I have a close friend who seems always to be in a state of being "stressed out" as she puts it. There is a never ending barrage of things in her life that seem to attack her relentlessly. She does have a lot going on, and I recognize that she has every right to be stressed out from time to time. But I also can't help but sometimes feel that she chooses it. She will identify situations that shouldn't be categorized as stressful by anyone, as things that bear down on her. I think perhaps that she feels the weight of decisions with so much gravity, that there is little room in her economy for a bad decision, or even a less-than-ideal one.
Somehow tonight the thought of my to-do list, mixed in with the thought of my friend. I actively chose not to take on a perception of stress in my life.
This brought to mind a quote from Thoreau: "The mass of men lead lives of quiet desperation."
And I have to admit that in a sense, theologically, Thoreau is right. There is always so much to be done. There is always so much that we need. There is always so much that we cannot accomplish on our own, or for ourselves. We lead lives of quiet desperation, because our efforts--and we should make an effort--is only buoyed by the Grace of God. I mean that quite literally. We have a choice, where we can recognize that we need that Grace, that we live by that Grace, and that we are sustained by that Grace. Or we can not. Either way, we are living lives of quiet desperation, but I think we can make a distinction about how we look at it. We can focus on the desperation and simply live there, which results as Thoreau put it "What is called resignation is confirmed desperation." Or we can focus on the Grace that we are offered, and say "please" and "thank you".
I think this choice matters in lots of ways; two of which I can think of at this moment: choosing Grace allows us to sleep better at night. And, accepting Grace means we have some to give to others when they need it. If we are living in a state of desperation, we have no grace to spare for anyone else, because we don't think we even have enough to get by on ourselves.

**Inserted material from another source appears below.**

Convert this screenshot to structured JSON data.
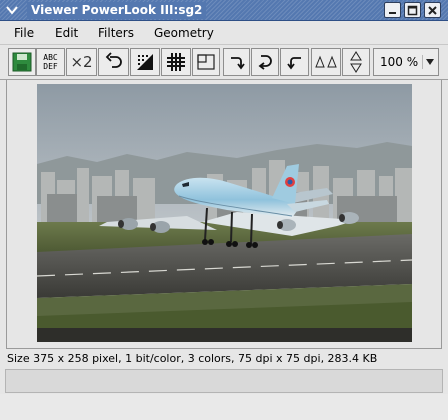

Yeah, I have a lot to get done, and not too much time to do it in.
By God's Grace, it will come out.